News Analysis

WASHINGTON ( – President George Bush’s latest judicial victory in the Senate–the confirmation of ultra-conservative Appeals Court Judge Janice Rogers Brown–might have been a perfect political decoy. At the same time, her confirmation fight was most certainly a dress rehearsal for the struggle over Pres. Bush’s nominee(s) when ailing Chief Justice William Rehnquist must be replaced.

Conservatives emphasized her impressive individual achievement as a Black person–“the daughter of a sharecropper”–despite the fact that she has been outspoken in her opposition to the enforcement of laws that protect the collective interests of Black people. Conservatives sought to portray Judge Brown as “the judicial equivalent of Secretary of State Condoleezza Rice instead of John Ashcroft.”
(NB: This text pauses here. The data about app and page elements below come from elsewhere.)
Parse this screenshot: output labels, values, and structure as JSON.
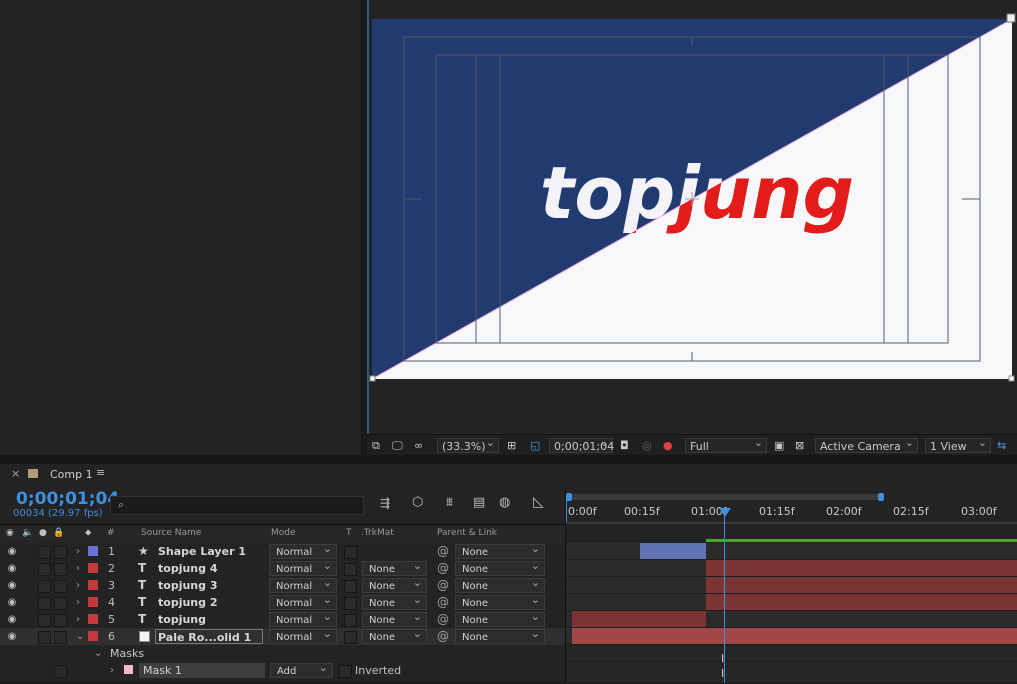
{
  "composition": {
    "canvas_brand_text": "topjung",
    "colors": {
      "navy": "#213b70",
      "white": "#f7f8fa",
      "accent_red": "#e21b1b",
      "cti": "#3d8fe0"
    }
  },
  "viewer_bar": {
    "zoom": "(33.3%)",
    "timecode": "0;00;01;04",
    "resolution": "Full",
    "camera": "Active Camera",
    "views": "1 View"
  },
  "timeline": {
    "tab_title": "Comp 1",
    "current_time": "0;00;01;04",
    "frame_info": "00034 (29.97 fps)",
    "search_placeholder": "",
    "columns": {
      "index": "#",
      "source_name": "Source Name",
      "mode": "Mode",
      "t": "T",
      "trkmat": ".TrkMat",
      "parent": "Parent & Link"
    },
    "ruler_labels": [
      "0:00f",
      "00:15f",
      "01:00f",
      "01:15f",
      "02:00f",
      "02:15f",
      "03:00f"
    ],
    "layers": [
      {
        "num": "1",
        "type": "★",
        "name": "Shape Layer 1",
        "mode": "Normal",
        "trkmat": "",
        "parent": "None",
        "label_color": "#6d6fd8",
        "bar_color": "#6073b3"
      },
      {
        "num": "2",
        "type": "T",
        "name": "topjung 4",
        "mode": "Normal",
        "trkmat": "None",
        "parent": "None",
        "label_color": "#c43a3a",
        "bar_color": "#7a3434"
      },
      {
        "num": "3",
        "type": "T",
        "name": "topjung 3",
        "mode": "Normal",
        "trkmat": "None",
        "parent": "None",
        "label_color": "#c43a3a",
        "bar_color": "#7a3434"
      },
      {
        "num": "4",
        "type": "T",
        "name": "topjung 2",
        "mode": "Normal",
        "trkmat": "None",
        "parent": "None",
        "label_color": "#c43a3a",
        "bar_color": "#7a3434"
      },
      {
        "num": "5",
        "type": "T",
        "name": "topjung",
        "mode": "Normal",
        "trkmat": "None",
        "parent": "None",
        "label_color": "#c43a3a",
        "bar_color": "#7a3434"
      },
      {
        "num": "6",
        "type": "",
        "name": "Pale Ro...olid 1",
        "mode": "Normal",
        "trkmat": "None",
        "parent": "None",
        "label_color": "#c43a3a",
        "bar_color": "#a04848"
      }
    ],
    "masks_label": "Masks",
    "mask": {
      "name": "Mask 1",
      "mode": "Add",
      "inverted_label": "Inverted",
      "color": "#f0b8c8"
    }
  }
}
Democrats however, including both of her home state senators, and the Congressional Black Caucus (CBC), portrayed her as “the worst” of Pres. Bush’s conservative nominees. Still, her nomination was permitted to go to the Senate floor for a vote in a Senate compromise intended to forestall the so-called “nuclear option”–a bitter procedural fight that loomed between Republicans and Democrats over the ability to filibuster, or engage in endless debate over judicial nominees.


“If she is so out of the mainstream,” Pres. Bush’s supporters argued, and Democrats compromised to allow a vote on her nomination, “and (she) is the worst nominee, then how could the Democrats possibly say any other judge Bush could nominate is an ‘extraordinary circumstance?’” “Matt” wrote on “Blogs-for-Bush.”
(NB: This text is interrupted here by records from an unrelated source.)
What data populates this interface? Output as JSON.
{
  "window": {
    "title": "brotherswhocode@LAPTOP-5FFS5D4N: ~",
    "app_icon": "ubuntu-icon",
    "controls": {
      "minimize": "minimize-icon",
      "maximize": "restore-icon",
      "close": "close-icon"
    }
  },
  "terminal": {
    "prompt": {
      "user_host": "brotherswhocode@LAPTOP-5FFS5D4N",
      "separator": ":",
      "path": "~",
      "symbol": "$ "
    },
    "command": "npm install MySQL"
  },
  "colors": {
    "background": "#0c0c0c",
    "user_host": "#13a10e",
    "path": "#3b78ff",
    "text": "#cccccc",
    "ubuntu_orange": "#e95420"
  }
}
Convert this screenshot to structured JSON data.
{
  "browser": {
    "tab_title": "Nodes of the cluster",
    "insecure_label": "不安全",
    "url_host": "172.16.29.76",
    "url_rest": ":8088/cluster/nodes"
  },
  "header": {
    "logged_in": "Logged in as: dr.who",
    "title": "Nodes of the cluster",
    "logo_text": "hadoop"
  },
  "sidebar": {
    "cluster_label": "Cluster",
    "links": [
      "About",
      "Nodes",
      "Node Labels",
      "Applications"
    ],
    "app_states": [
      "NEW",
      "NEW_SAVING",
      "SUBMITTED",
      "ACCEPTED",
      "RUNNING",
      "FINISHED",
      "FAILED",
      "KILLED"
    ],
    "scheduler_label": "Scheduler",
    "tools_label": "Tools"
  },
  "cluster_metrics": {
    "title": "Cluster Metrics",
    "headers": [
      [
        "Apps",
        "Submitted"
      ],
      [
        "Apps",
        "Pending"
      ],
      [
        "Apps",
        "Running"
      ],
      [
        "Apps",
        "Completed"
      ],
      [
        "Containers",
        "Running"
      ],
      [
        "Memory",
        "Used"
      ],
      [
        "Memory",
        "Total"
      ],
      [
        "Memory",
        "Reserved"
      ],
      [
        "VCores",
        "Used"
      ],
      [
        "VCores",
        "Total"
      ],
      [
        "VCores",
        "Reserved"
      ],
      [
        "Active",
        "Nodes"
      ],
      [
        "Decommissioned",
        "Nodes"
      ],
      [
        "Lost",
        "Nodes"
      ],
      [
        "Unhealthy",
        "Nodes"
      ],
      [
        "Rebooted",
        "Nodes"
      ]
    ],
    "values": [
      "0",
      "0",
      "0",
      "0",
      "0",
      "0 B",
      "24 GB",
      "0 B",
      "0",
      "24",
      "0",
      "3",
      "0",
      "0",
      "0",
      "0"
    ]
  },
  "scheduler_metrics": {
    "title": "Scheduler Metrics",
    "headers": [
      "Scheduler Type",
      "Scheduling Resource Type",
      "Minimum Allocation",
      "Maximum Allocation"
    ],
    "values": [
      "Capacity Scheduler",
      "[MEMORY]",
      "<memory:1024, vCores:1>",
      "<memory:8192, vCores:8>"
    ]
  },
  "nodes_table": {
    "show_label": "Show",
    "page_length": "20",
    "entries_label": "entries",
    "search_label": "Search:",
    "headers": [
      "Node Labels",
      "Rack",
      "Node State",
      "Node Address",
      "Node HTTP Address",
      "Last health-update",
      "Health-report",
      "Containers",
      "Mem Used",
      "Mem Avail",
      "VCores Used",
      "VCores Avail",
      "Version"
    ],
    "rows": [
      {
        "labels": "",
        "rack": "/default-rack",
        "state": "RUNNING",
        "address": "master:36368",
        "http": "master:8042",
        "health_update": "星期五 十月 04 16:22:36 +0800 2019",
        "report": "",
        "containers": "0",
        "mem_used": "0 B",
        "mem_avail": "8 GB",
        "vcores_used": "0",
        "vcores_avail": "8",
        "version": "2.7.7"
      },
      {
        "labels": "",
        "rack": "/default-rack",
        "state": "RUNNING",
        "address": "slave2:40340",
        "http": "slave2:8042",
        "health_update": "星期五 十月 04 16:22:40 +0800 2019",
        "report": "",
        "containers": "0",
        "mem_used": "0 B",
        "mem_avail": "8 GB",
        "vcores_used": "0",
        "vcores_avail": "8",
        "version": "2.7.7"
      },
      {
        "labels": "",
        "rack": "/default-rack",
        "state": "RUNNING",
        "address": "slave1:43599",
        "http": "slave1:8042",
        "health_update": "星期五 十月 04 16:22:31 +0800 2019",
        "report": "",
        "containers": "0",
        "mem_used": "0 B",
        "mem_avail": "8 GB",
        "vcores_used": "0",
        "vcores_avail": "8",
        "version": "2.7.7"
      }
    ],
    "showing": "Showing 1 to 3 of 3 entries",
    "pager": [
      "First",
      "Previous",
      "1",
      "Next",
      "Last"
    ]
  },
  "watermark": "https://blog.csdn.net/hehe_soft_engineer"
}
In other words, the standard of measurement for extremism concerning judicial appointments has been changed. It may be difficult for Pres. Bush’s opponents to convince senators that any Bush nominee has views more extreme than those of Judge Brown.

Judge Brown’s confirmation June 8 to the U.S. Circuit Court of Appeals for the Second Circuit in Washington, D.C. was by a relatively narrow margin, 56-43. Three Republicans voted against her, but three Democrats voted to confirm, and one Independent senator did not vote.
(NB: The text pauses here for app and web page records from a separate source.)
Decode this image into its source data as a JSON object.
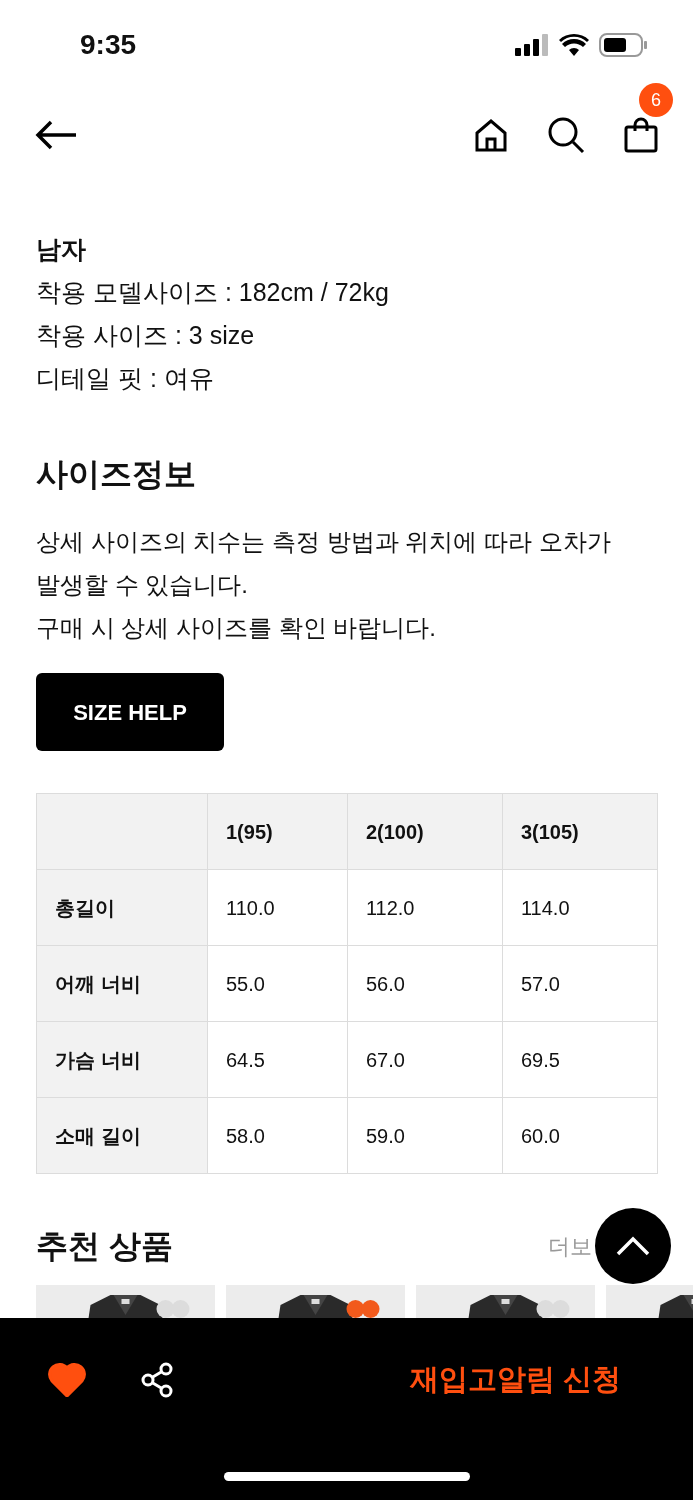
{
  "status_bar": {
    "time": "9:35"
  },
  "header": {
    "cart_count": "6"
  },
  "model_info": {
    "title": "남자",
    "lines": [
      "착용 모델사이즈 : 182cm / 72kg",
      "착용 사이즈 : 3 size",
      "디테일 핏 : 여유"
    ]
  },
  "size_info": {
    "title": "사이즈정보",
    "description": [
      "상세 사이즈의 치수는 측정 방법과 위치에 따라 오차가",
      "발생할 수 있습니다.",
      "구매 시 상세 사이즈를 확인 바랍니다."
    ],
    "help_button": "SIZE HELP"
  },
  "size_table": {
    "columns": [
      "1(95)",
      "2(100)",
      "3(105)"
    ],
    "rows": [
      {
        "label": "총길이",
        "values": [
          "110.0",
          "112.0",
          "114.0"
        ]
      },
      {
        "label": "어깨 너비",
        "values": [
          "55.0",
          "56.0",
          "57.0"
        ]
      },
      {
        "label": "가슴 너비",
        "values": [
          "64.5",
          "67.0",
          "69.5"
        ]
      },
      {
        "label": "소매 길이",
        "values": [
          "58.0",
          "59.0",
          "60.0"
        ]
      }
    ]
  },
  "recommended": {
    "title": "추천 상품",
    "more": "더보"
  },
  "bottom_bar": {
    "liked": true,
    "action": "재입고알림 신청"
  }
}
Judge Brown’s views are “so far out of the mainstream, I can’t even get to the questions of race and gender,” civil rights attorney Elaine Jones said at a rally on the eve of the confirmation vote. She is not deserving of any “racial loyalty,” Ms. Jones insisted. Other Black leaders agree.

“Black people learned to think about race and appointees during the Clarence Thomas appointment,” said Congressional Delegate Eleanor Holmes Norton (D-D.C.) at that rally in response to a question from The Final Call.

“For those who have not yet learned, hear this: The greatest insult to a Black person in the United States today is to put up a Black person who opposes our rights and dare us to oppose them,” Del. Norton continued.

“We have been very methodical on Janice Rogers Brown,” CBC Chairman Melvin Watt (D-N.C.) told reporters before leading a mass march of CBC members into the Senate chamber just before the Brown vote, “to emphasize to the members of the Senate that of all of the nominees that the President sent over, that were a part of the deal, Janice Rogers Brown and Judge Pryor were, on matters of civil rights and race, the absolute worst of the lot.

CBC members wanted to “express our sense of frustration,” Mr. Watt continued. “This is a matter that urgently impacts African Americans, because the courts have been a last resort for African Americans.”

Women’s leaders and members of other non-White “minorities” also agree. “Janice Rogers Brown has a history of hostility to affirmative action, reproductive rights, civil rights, disability rights, and government programs, such as Social Security,” Olga Vives, a Latina and Vice President of the National Organization for Women (NOW) said at the rally. “Her court opinions reflect extremist ideology, and her confirmation will make it harder for women and people of color to challenge discrimination. Her record is clear. She’s out of the mainstream and feels no pain for people who are victims of discrimination.”

Claiming that it is not easy to lead a charge against a nominee from her home state, Sen. Barbara Boxer (D-Cal.) defended her opposition. “Facts compel you to do everything you can to oppose nomination,” she said at the rally, pointing out that Judge Brown once wrote in an opinion that it was an employer’s “free speech” right to use racial slurs in a workplace.

“Fair treatment, consumer rights, most basic rights are at stake with this nomination. Mr. President, this nomination is from the far, far right wing of America. When George Will says Janice is out of the mainstream, you know she’s out of the mainstream, in the extreme, and this is no good for our country, for our people, for our seniors.

“Attacking every part of the New Deal as some sort of a socialist revolution, you have someone who’s a loose cannon, Mr. President, and we don’t want her firing those cannonballs at the people of this country,” Sen. Boxer continued.

Judge Brown is so extreme, her opponents complained, that she was alone 31 times in dissent against the decisions of the Republican dominated (6-1 margin) California Supreme Court, dissenting more than a third of the time.